3 To Know: Naples Pier update, Apple encryption, more

Marco Eagle
Annotation of what Naples Pier might look like.

1. City Council gives approval to rebuild Naples Pier

Naples City Council has chosen to rebuild the iconic Naples Pier, rather than repair it.

Council gave the green light to proceed with the rebuild on Dec. 7, which would keep the fishing pier in its current footprint, with improvements to its structural design.

Hurricane Ian dealt the pier a heavy blow, with more than 30 pilings and about 140 feet of it wiped out by the powerful storm.

Annotation of what Naples Pier might look like.

Within a few weeks of the storm, the city had about 100 feet of the landmark attraction repaired and reopened, along with the beach stairs and public restrooms.

"That took a lot of work," said Chad Merritt, the city's director of parks, recreation and facilities.

Now the goal is to get the rest of the pier reopened as soon as possible, but the long-term vision is to make it more modern, functional and resilient to future storms through future improvements. Laura Layden/Staff

2. Collier Blvd. & Manatee: Naples man dies after pickup failed to stop at light, troopers say

A 32-year-old Naples man died Wednesday night when the pickup he was traveling in crashed with another pickup along Collier Boulevard.

The crash happened shortly before midnight on Collier Boulevard near Manatee Road, according to an incident report from the Florida Highway Patrol.

The first pickup was traveling north on Collier when the other driver was stopped on Collier Boulevard, for a red light, at the intersection Manatee Road.

The first pickup failed to stop, and his front collided with the rear of stopped pickup.

A male passenger died on scene. Both drivers, as well as a second passenger in the first pickup, suffered minor injuries.

He's at least the 38th death on Collier County roads this year, according to Florida Highway Patrol records.

Troopers continue to investigate the crash. Tomas Rodriguez/Staff

3. Apple adding end-to-end encryption to iCloud backups, photos

Apple plans toroll out several new security features for customers by the end of the year, including end-to-end encryption for iCloud data.

The tech giant said  it will expand the security options for iCloud, which allows iPad, iPhone and Mac users to back up data on the cloud. Users can now choose "Advanced Data Protection" to encrypt information such as device backups, photos and notes.

"At Apple, we are unwavering in our commitment to provide our users with the best data security in the world," Craig Federighi, Apple's senior vice president of software engineering, said in a statement. "We constantly identify and mitigate emerging threats to their personal data on device and in the cloud.”

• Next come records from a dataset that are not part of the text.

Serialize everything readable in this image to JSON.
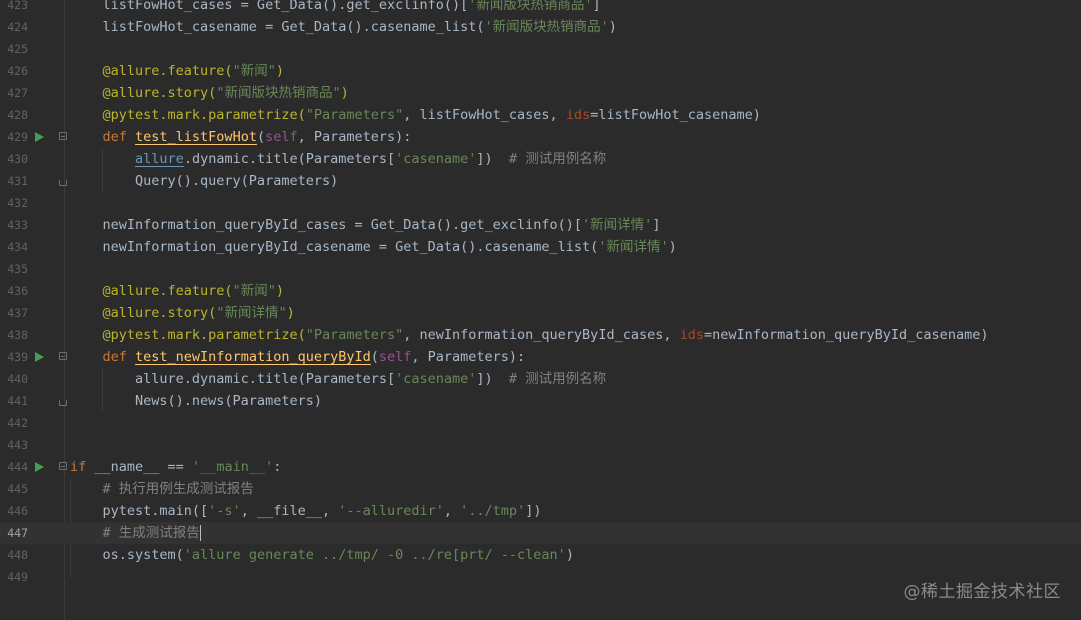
{
  "editor": {
    "current_line": "447",
    "lines": [
      {
        "no": "423",
        "run": false,
        "fold": "",
        "tokens": [
          {
            "t": "    listFowHot_cases = Get_Data().get_exclinfo()[",
            "c": ""
          },
          {
            "t": "'新闻版块热销商品'",
            "c": "str"
          },
          {
            "t": "]",
            "c": ""
          }
        ]
      },
      {
        "no": "424",
        "run": false,
        "fold": "",
        "tokens": [
          {
            "t": "    listFowHot_casename = Get_Data().casename_list(",
            "c": ""
          },
          {
            "t": "'新闻版块热销商品'",
            "c": "str"
          },
          {
            "t": ")",
            "c": ""
          }
        ]
      },
      {
        "no": "425",
        "run": false,
        "fold": "",
        "tokens": []
      },
      {
        "no": "426",
        "run": false,
        "fold": "",
        "tokens": [
          {
            "t": "    @allure.feature(",
            "c": "dec"
          },
          {
            "t": "\"新闻\"",
            "c": "str"
          },
          {
            "t": ")",
            "c": "dec"
          }
        ]
      },
      {
        "no": "427",
        "run": false,
        "fold": "",
        "tokens": [
          {
            "t": "    @allure.story(",
            "c": "dec"
          },
          {
            "t": "\"新闻版块热销商品\"",
            "c": "str"
          },
          {
            "t": ")",
            "c": "dec"
          }
        ]
      },
      {
        "no": "428",
        "run": false,
        "fold": "",
        "tokens": [
          {
            "t": "    @pytest.mark.parametrize(",
            "c": "dec"
          },
          {
            "t": "\"Parameters\"",
            "c": "str"
          },
          {
            "t": ", listFowHot_cases, ",
            "c": ""
          },
          {
            "t": "ids",
            "c": "param"
          },
          {
            "t": "=listFowHot_casename)",
            "c": ""
          }
        ]
      },
      {
        "no": "429",
        "run": true,
        "fold": "open",
        "tokens": [
          {
            "t": "    ",
            "c": ""
          },
          {
            "t": "def ",
            "c": "kw"
          },
          {
            "t": "test_listFowHot",
            "c": "fn"
          },
          {
            "t": "(",
            "c": ""
          },
          {
            "t": "self",
            "c": "self"
          },
          {
            "t": ", Parameters):",
            "c": ""
          }
        ]
      },
      {
        "no": "430",
        "run": false,
        "fold": "",
        "tokens": [
          {
            "t": "        ",
            "c": ""
          },
          {
            "t": "allure",
            "c": "ulblue"
          },
          {
            "t": ".dynamic.title(Parameters[",
            "c": ""
          },
          {
            "t": "'casename'",
            "c": "str"
          },
          {
            "t": "])  ",
            "c": ""
          },
          {
            "t": "# 测试用例名称",
            "c": "cmt"
          }
        ]
      },
      {
        "no": "431",
        "run": false,
        "fold": "end",
        "tokens": [
          {
            "t": "        Query().query(Parameters)",
            "c": ""
          }
        ]
      },
      {
        "no": "432",
        "run": false,
        "fold": "",
        "tokens": []
      },
      {
        "no": "433",
        "run": false,
        "fold": "",
        "tokens": [
          {
            "t": "    newInformation_queryById_cases = Get_Data().get_exclinfo()[",
            "c": ""
          },
          {
            "t": "'新闻详情'",
            "c": "str"
          },
          {
            "t": "]",
            "c": ""
          }
        ]
      },
      {
        "no": "434",
        "run": false,
        "fold": "",
        "tokens": [
          {
            "t": "    newInformation_queryById_casename = Get_Data().casename_list(",
            "c": ""
          },
          {
            "t": "'新闻详情'",
            "c": "str"
          },
          {
            "t": ")",
            "c": ""
          }
        ]
      },
      {
        "no": "435",
        "run": false,
        "fold": "",
        "tokens": []
      },
      {
        "no": "436",
        "run": false,
        "fold": "",
        "tokens": [
          {
            "t": "    @allure.feature(",
            "c": "dec"
          },
          {
            "t": "\"新闻\"",
            "c": "str"
          },
          {
            "t": ")",
            "c": "dec"
          }
        ]
      },
      {
        "no": "437",
        "run": false,
        "fold": "",
        "tokens": [
          {
            "t": "    @allure.story(",
            "c": "dec"
          },
          {
            "t": "\"新闻详情\"",
            "c": "str"
          },
          {
            "t": ")",
            "c": "dec"
          }
        ]
      },
      {
        "no": "438",
        "run": false,
        "fold": "",
        "tokens": [
          {
            "t": "    @pytest.mark.parametrize(",
            "c": "dec"
          },
          {
            "t": "\"Parameters\"",
            "c": "str"
          },
          {
            "t": ", newInformation_queryById_cases, ",
            "c": ""
          },
          {
            "t": "ids",
            "c": "param"
          },
          {
            "t": "=newInformation_queryById_casename)",
            "c": ""
          }
        ]
      },
      {
        "no": "439",
        "run": true,
        "fold": "open",
        "tokens": [
          {
            "t": "    ",
            "c": ""
          },
          {
            "t": "def ",
            "c": "kw"
          },
          {
            "t": "test_newInformation_queryById",
            "c": "fn"
          },
          {
            "t": "(",
            "c": ""
          },
          {
            "t": "self",
            "c": "self"
          },
          {
            "t": ", Parameters):",
            "c": ""
          }
        ]
      },
      {
        "no": "440",
        "run": false,
        "fold": "",
        "tokens": [
          {
            "t": "        allure.dynamic.title(Parameters[",
            "c": ""
          },
          {
            "t": "'casename'",
            "c": "str"
          },
          {
            "t": "])  ",
            "c": ""
          },
          {
            "t": "# 测试用例名称",
            "c": "cmt"
          }
        ]
      },
      {
        "no": "441",
        "run": false,
        "fold": "end",
        "tokens": [
          {
            "t": "        News().news(Parameters)",
            "c": ""
          }
        ]
      },
      {
        "no": "442",
        "run": false,
        "fold": "",
        "tokens": []
      },
      {
        "no": "443",
        "run": false,
        "fold": "",
        "tokens": []
      },
      {
        "no": "444",
        "run": true,
        "fold": "open",
        "tokens": [
          {
            "t": "if ",
            "c": "kw"
          },
          {
            "t": "__name__ == ",
            "c": ""
          },
          {
            "t": "'__main__'",
            "c": "str"
          },
          {
            "t": ":",
            "c": ""
          }
        ]
      },
      {
        "no": "445",
        "run": false,
        "fold": "",
        "tokens": [
          {
            "t": "    ",
            "c": ""
          },
          {
            "t": "# 执行用例生成测试报告",
            "c": "cmt"
          }
        ]
      },
      {
        "no": "446",
        "run": false,
        "fold": "",
        "tokens": [
          {
            "t": "    pytest.main([",
            "c": ""
          },
          {
            "t": "'-s'",
            "c": "str"
          },
          {
            "t": ", __file__, ",
            "c": ""
          },
          {
            "t": "'--alluredir'",
            "c": "str"
          },
          {
            "t": ", ",
            "c": ""
          },
          {
            "t": "'../tmp'",
            "c": "str"
          },
          {
            "t": "])",
            "c": ""
          }
        ]
      },
      {
        "no": "447",
        "run": false,
        "fold": "",
        "tokens": [
          {
            "t": "    ",
            "c": ""
          },
          {
            "t": "# 生成测试报告",
            "c": "cmt"
          }
        ]
      },
      {
        "no": "448",
        "run": false,
        "fold": "",
        "tokens": [
          {
            "t": "    os.system(",
            "c": ""
          },
          {
            "t": "'allure generate ../tmp/ -0 ../re[prt/ --clean'",
            "c": "str"
          },
          {
            "t": ")",
            "c": ""
          }
        ]
      },
      {
        "no": "449",
        "run": false,
        "fold": "",
        "tokens": []
      }
    ]
  },
  "watermark": "@稀土掘金技术社区"
}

End-to-end encryption is a security feature that prevents anyone from reading protected data. In the case of an iMessage, for example, only the sender and the recipient can read the message. Not even Apple can view the contents of encrypted data. For iCloud, any data that goes back and forth between the cloud and a user's devices is inaccessible to outside parties. Brett Molina/USA Today